» WORK INSTRUCTIONS
A word-for-word copy of the entries is needed, and it should contain no images.

(Items from an interface collection)

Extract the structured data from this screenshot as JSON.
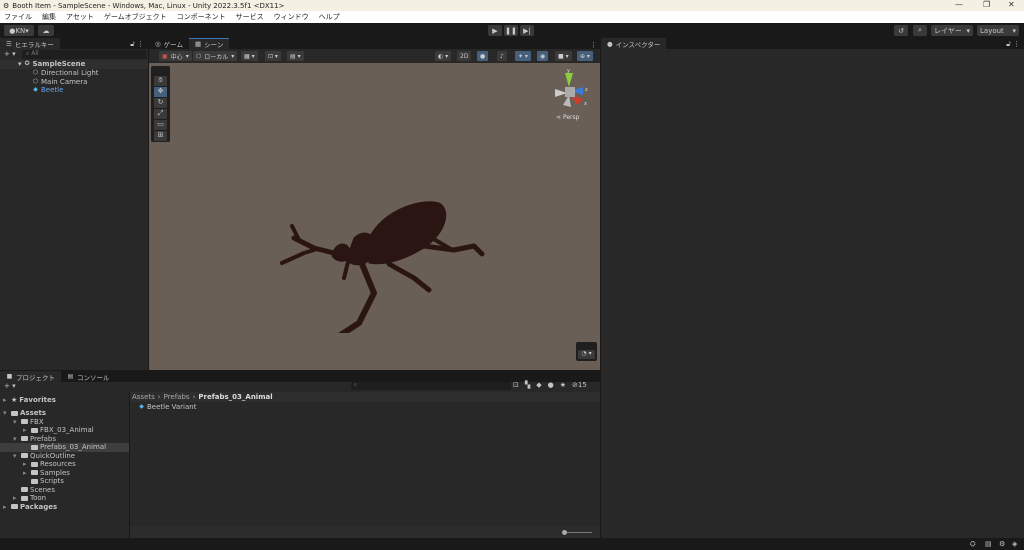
{
  "window": {
    "title": "Booth Item - SampleScene - Windows, Mac, Linux - Unity 2022.3.5f1 <DX11>",
    "controls": [
      "—",
      "❐",
      "✕"
    ]
  },
  "menu": [
    "ファイル",
    "編集",
    "アセット",
    "ゲームオブジェクト",
    "コンポーネント",
    "サービス",
    "ウィンドウ",
    "ヘルプ"
  ],
  "toolbar": {
    "account": "KN",
    "layers": "レイヤー",
    "layout": "Layout"
  },
  "hierarchy": {
    "tab": "ヒエラルキー",
    "search_placeholder": "All",
    "scene": "SampleScene",
    "items": [
      "Directional Light",
      "Main Camera",
      "Beetle"
    ]
  },
  "scene": {
    "tabs": [
      "ゲーム",
      "シーン"
    ],
    "pivot": "中心",
    "space": "ローカル",
    "mode_2d": "2D",
    "persp": "Persp",
    "axes": {
      "y": "y",
      "z": "z",
      "x": "x"
    }
  },
  "inspector": {
    "tab": "インスペクター"
  },
  "project": {
    "tabs": [
      "プロジェクト",
      "コンソール"
    ],
    "hidden_count": "15",
    "tree": [
      {
        "label": "Favorites",
        "bold": true,
        "depth": 0,
        "arrow": "▸",
        "icon": "star"
      },
      {
        "label": "Assets",
        "bold": true,
        "depth": 0,
        "arrow": "▾",
        "icon": "folder"
      },
      {
        "label": "FBX",
        "depth": 1,
        "arrow": "▾",
        "icon": "folder"
      },
      {
        "label": "FBX_03_Animal",
        "depth": 2,
        "arrow": "▸",
        "icon": "folder"
      },
      {
        "label": "Prefabs",
        "depth": 1,
        "arrow": "▾",
        "icon": "folder"
      },
      {
        "label": "Prefabs_03_Animal",
        "depth": 2,
        "arrow": "",
        "icon": "folder",
        "selected": true
      },
      {
        "label": "QuickOutline",
        "depth": 1,
        "arrow": "▾",
        "icon": "folder"
      },
      {
        "label": "Resources",
        "depth": 2,
        "arrow": "▸",
        "icon": "folder"
      },
      {
        "label": "Samples",
        "depth": 2,
        "arrow": "▸",
        "icon": "folder"
      },
      {
        "label": "Scripts",
        "depth": 2,
        "arrow": "",
        "icon": "folder"
      },
      {
        "label": "Scenes",
        "depth": 1,
        "arrow": "",
        "icon": "folder"
      },
      {
        "label": "Toon",
        "depth": 1,
        "arrow": "▸",
        "icon": "folder"
      },
      {
        "label": "Packages",
        "bold": true,
        "depth": 0,
        "arrow": "▸",
        "icon": "folder"
      }
    ],
    "breadcrumb": [
      "Assets",
      "Prefabs",
      "Prefabs_03_Animal"
    ],
    "assets": [
      "Beetle Variant"
    ]
  }
}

» TASK RESULT
Extract the structured data from this screenshot as JSON.
{
  "window": {
    "title": "Booth Item - SampleScene - Windows, Mac, Linux - Unity 2022.3.5f1 <DX11>",
    "controls": [
      "—",
      "❐",
      "✕"
    ]
  },
  "menu": [
    "ファイル",
    "編集",
    "アセット",
    "ゲームオブジェクト",
    "コンポーネント",
    "サービス",
    "ウィンドウ",
    "ヘルプ"
  ],
  "toolbar": {
    "account": "KN",
    "layers": "レイヤー",
    "layout": "Layout"
  },
  "hierarchy": {
    "tab": "ヒエラルキー",
    "search_placeholder": "All",
    "scene": "SampleScene",
    "items": [
      "Directional Light",
      "Main Camera",
      "Beetle"
    ]
  },
  "scene": {
    "tabs": [
      "ゲーム",
      "シーン"
    ],
    "pivot": "中心",
    "space": "ローカル",
    "mode_2d": "2D",
    "persp": "Persp",
    "axes": {
      "y": "y",
      "z": "z",
      "x": "x"
    }
  },
  "inspector": {
    "tab": "インスペクター"
  },
  "project": {
    "tabs": [
      "プロジェクト",
      "コンソール"
    ],
    "hidden_count": "15",
    "tree": [
      {
        "label": "Favorites",
        "bold": true,
        "depth": 0,
        "arrow": "▸",
        "icon": "star"
      },
      {
        "label": "Assets",
        "bold": true,
        "depth": 0,
        "arrow": "▾",
        "icon": "folder"
      },
      {
        "label": "FBX",
        "depth": 1,
        "arrow": "▾",
        "icon": "folder"
      },
      {
        "label": "FBX_03_Animal",
        "depth": 2,
        "arrow": "▸",
        "icon": "folder"
      },
      {
        "label": "Prefabs",
        "depth": 1,
        "arrow": "▾",
        "icon": "folder"
      },
      {
        "label": "Prefabs_03_Animal",
        "depth": 2,
        "arrow": "",
        "icon": "folder",
        "selected": true
      },
      {
        "label": "QuickOutline",
        "depth": 1,
        "arrow": "▾",
        "icon": "folder"
      },
      {
        "label": "Resources",
        "depth": 2,
        "arrow": "▸",
        "icon": "folder"
      },
      {
        "label": "Samples",
        "depth": 2,
        "arrow": "▸",
        "icon": "folder"
      },
      {
        "label": "Scripts",
        "depth": 2,
        "arrow": "",
        "icon": "folder"
      },
      {
        "label": "Scenes",
        "depth": 1,
        "arrow": "",
        "icon": "folder"
      },
      {
        "label": "Toon",
        "depth": 1,
        "arrow": "▸",
        "icon": "folder"
      },
      {
        "label": "Packages",
        "bold": true,
        "depth": 0,
        "arrow": "▸",
        "icon": "folder"
      }
    ],
    "breadcrumb": [
      "Assets",
      "Prefabs",
      "Prefabs_03_Animal"
    ],
    "assets": [
      "Beetle Variant"
    ]
  }
}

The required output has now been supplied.